Details are as follows:—
“Bunny” 16.20.90 x 110 9′ 3″ w.b. chassis. October Meet 1910.
“Bunny Junior”, same chassis, new 80 x 130. 80 bore record November 1910.
“Bunny 3,” Same 80 x 130 motor in 9′ 6″ chassis. Probably most succesful Songer over a rough period mid-1911 to the end of 1912. Rebodied with 2-seater body and offered for sale 12.7.1913
“Bunny 4,” also 80 x 130. Driven by G. Tysoe in 1911 Standard Car race. Also driven at Saltburn Speed trials July 1912 by Rollason.
“Bunny 5, 6 and 7.” 1912 GP Dieppe. Declared as 80 x 149. Team of two with the spare car thought to be named Bunny 7. Photo 22.6.1912 p1142 not too clear. B5 was race number 39 and B6, 25. Rollason (25) broke a con-rod, Haywood (39) had a dry skid, hit a tree and smashed control levers.
These cars were later raced by Singers but later declared dimensions were 80 x 142 or 80 x 149 or 80 x 142.6. Percy Lambert bought one 80 x 149 for 1913 season. This was rebodied and owned at one time by Mr. G de Jongh.
Bampton, M.E.N. Moody
Private Flying Notes.
The Cost of Flying A New Percival. Vintage Reconstruction. How to "Date" an Aeroplane. An inexpensive Cabin Machine. AGM of the A.B.A.C. WE hear a perpetual and almost daily moan…

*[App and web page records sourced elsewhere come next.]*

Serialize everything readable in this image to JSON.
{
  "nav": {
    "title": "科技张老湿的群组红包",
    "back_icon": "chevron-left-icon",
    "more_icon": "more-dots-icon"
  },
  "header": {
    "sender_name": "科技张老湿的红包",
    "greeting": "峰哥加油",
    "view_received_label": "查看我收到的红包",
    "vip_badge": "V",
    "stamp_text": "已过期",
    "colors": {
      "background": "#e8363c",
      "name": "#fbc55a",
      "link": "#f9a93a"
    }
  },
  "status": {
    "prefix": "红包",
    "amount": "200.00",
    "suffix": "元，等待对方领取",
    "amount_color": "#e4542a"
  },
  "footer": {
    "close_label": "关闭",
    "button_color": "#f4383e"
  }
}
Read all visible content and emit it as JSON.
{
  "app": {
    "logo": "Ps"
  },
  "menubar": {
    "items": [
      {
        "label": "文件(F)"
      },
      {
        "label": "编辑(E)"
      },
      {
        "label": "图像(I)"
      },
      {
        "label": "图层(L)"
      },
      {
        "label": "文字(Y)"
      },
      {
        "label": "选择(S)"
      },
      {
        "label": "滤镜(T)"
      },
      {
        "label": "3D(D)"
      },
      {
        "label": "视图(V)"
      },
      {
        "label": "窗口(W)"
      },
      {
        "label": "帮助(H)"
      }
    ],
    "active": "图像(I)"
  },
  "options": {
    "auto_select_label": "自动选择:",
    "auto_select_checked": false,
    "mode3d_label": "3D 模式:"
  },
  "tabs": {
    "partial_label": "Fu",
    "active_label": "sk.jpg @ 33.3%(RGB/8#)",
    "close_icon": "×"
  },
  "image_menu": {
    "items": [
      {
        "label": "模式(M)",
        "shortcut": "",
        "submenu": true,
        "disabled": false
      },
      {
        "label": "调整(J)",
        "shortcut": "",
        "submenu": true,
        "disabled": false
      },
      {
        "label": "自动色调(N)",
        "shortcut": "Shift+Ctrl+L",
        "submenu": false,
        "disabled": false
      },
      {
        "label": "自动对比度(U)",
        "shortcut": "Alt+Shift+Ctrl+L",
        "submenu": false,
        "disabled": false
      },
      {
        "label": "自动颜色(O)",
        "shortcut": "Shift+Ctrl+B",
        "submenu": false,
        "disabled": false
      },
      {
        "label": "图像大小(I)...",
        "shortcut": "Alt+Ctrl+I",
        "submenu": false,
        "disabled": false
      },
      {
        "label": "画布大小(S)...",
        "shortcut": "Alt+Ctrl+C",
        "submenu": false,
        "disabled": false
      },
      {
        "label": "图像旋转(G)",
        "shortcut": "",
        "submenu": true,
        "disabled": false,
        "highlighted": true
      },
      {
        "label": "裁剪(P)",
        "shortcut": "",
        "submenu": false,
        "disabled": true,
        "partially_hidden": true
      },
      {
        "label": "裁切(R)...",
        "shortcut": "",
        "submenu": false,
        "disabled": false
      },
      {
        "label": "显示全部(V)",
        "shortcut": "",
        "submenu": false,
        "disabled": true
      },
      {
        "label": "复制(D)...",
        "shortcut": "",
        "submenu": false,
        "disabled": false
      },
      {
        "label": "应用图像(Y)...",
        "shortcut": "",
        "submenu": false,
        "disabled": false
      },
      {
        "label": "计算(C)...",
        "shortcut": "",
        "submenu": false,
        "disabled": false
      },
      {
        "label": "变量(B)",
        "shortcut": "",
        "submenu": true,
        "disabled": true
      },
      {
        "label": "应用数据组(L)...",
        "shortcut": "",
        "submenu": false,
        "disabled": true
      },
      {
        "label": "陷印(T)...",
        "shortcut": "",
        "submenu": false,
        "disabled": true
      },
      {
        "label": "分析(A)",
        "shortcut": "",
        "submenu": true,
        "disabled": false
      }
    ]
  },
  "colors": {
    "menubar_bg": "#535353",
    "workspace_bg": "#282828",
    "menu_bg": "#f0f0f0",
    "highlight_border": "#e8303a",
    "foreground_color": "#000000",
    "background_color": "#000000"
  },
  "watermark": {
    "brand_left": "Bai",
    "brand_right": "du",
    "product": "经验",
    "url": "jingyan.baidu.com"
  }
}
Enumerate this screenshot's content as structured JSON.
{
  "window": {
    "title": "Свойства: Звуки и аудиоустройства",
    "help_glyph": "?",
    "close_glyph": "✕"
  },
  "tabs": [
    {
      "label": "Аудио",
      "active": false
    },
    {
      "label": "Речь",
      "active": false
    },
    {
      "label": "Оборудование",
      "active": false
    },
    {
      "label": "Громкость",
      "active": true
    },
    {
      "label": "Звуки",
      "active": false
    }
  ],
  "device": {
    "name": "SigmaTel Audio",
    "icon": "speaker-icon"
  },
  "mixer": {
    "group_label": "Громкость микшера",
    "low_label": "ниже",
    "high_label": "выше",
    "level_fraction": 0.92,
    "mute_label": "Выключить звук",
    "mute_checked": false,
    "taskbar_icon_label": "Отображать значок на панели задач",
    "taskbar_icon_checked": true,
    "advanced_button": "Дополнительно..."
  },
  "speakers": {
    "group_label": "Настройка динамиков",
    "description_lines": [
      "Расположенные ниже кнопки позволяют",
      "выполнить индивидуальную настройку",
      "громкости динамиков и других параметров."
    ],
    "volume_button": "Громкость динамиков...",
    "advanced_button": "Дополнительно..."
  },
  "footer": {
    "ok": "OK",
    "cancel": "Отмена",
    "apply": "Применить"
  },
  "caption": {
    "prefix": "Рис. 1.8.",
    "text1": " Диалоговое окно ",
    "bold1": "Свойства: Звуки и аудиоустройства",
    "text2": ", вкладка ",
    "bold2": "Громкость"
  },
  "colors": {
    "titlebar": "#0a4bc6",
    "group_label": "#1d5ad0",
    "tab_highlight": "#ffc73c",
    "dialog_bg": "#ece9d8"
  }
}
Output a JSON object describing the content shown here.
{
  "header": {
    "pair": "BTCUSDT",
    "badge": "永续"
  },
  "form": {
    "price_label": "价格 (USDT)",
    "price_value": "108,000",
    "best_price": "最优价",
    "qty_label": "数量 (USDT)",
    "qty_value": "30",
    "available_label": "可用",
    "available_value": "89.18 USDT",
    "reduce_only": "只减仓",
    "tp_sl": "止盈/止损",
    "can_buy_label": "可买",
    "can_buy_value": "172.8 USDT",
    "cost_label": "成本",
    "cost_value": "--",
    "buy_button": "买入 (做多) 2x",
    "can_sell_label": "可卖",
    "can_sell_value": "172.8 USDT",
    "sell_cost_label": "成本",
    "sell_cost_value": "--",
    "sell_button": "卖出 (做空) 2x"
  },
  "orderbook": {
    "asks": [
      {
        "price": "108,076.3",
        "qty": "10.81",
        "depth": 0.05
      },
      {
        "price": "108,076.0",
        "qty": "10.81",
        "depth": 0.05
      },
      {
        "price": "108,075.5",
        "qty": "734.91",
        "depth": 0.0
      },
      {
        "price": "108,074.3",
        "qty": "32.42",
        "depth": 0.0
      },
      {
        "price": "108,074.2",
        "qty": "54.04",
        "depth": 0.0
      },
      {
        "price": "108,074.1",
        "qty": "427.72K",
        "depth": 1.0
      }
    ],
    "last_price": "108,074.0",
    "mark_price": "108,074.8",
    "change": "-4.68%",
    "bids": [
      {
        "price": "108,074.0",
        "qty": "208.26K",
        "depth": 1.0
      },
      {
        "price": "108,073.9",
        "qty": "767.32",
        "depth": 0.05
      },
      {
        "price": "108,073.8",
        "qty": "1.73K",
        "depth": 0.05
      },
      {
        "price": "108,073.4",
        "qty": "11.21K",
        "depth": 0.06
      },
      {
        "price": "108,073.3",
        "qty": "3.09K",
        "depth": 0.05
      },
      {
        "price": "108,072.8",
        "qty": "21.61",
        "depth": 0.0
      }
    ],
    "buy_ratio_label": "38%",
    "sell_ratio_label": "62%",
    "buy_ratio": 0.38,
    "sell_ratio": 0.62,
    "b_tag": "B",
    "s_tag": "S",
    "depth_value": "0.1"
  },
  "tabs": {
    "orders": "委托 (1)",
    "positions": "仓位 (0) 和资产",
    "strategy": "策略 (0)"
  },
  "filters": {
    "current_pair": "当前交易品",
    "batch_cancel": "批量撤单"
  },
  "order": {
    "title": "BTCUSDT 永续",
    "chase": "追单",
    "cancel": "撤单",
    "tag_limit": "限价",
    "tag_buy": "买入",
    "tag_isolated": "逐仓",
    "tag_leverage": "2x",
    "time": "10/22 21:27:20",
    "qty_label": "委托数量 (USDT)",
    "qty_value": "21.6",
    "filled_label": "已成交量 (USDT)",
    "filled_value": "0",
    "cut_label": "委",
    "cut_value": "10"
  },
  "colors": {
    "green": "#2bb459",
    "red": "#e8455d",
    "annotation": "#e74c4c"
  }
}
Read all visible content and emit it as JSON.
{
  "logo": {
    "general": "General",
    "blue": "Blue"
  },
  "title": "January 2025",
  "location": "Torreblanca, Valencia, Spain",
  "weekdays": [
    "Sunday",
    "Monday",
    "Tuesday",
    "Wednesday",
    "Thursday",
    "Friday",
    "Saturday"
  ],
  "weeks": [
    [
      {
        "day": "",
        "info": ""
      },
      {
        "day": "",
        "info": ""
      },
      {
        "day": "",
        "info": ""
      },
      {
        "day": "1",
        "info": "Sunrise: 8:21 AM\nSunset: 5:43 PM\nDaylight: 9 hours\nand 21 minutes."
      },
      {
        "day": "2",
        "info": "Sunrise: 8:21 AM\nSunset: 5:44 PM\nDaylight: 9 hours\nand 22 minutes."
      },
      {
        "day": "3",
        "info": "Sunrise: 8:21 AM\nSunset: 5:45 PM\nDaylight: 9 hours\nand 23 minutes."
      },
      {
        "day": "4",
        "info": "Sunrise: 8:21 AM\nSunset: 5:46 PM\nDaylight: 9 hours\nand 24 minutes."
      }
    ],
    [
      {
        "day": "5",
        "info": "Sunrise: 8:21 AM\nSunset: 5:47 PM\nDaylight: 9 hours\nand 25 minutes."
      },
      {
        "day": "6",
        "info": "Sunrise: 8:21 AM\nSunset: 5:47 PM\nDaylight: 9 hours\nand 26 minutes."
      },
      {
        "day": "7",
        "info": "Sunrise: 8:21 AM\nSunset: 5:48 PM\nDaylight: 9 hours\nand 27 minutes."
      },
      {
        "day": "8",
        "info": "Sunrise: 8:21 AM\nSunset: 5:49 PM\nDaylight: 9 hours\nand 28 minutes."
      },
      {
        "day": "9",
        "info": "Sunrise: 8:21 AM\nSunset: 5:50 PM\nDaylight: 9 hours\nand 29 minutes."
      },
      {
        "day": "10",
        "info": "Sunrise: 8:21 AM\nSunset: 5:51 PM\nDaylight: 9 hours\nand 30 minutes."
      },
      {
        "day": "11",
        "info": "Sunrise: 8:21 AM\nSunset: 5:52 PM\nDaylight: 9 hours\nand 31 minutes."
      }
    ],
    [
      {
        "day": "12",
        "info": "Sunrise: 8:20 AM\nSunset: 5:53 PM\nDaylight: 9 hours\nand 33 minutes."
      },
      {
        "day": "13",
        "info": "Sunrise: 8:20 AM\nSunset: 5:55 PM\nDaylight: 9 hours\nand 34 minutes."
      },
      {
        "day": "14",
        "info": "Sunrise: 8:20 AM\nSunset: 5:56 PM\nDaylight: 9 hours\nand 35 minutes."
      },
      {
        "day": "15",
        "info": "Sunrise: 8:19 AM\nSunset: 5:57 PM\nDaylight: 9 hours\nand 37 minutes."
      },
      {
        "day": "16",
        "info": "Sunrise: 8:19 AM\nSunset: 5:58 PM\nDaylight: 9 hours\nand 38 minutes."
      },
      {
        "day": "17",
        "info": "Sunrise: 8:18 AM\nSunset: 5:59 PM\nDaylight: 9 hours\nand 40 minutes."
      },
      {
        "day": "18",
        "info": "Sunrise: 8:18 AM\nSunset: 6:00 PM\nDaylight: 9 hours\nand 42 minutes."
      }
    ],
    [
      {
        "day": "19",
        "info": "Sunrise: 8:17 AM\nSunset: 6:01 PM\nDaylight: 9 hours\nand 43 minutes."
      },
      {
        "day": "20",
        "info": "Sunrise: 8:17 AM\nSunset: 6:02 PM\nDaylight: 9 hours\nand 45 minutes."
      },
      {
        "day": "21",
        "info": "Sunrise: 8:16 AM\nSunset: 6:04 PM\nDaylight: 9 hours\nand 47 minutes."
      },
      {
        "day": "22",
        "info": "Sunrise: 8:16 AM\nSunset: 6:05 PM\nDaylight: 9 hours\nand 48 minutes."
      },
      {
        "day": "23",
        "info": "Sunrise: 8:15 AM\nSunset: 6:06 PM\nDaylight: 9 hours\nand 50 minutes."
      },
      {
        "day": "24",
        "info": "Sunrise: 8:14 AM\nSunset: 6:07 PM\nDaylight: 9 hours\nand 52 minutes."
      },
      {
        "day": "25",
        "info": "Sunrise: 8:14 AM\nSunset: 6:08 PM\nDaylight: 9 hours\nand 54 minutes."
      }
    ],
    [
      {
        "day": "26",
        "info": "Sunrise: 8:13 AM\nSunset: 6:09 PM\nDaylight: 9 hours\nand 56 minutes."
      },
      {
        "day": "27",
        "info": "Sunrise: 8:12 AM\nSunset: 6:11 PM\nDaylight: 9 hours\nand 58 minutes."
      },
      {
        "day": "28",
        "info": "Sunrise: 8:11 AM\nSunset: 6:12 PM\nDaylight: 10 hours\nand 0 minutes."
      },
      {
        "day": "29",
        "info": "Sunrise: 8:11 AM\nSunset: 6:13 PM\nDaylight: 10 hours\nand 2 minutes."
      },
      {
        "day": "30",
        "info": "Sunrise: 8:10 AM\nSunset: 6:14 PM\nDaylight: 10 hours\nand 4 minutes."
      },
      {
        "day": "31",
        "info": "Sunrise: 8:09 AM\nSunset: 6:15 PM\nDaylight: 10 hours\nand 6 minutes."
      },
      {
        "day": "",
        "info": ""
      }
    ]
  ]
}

Book reviews, June 1982, June 1982
"The Golden Age of Motoring" 148 pp., 10 1/4" x 8 1/2" (Patrick Stephens Ltd., Bar Hill, Cambridge, CB3 8EL. £14.95). This composite work from Edita Lausanne is just another…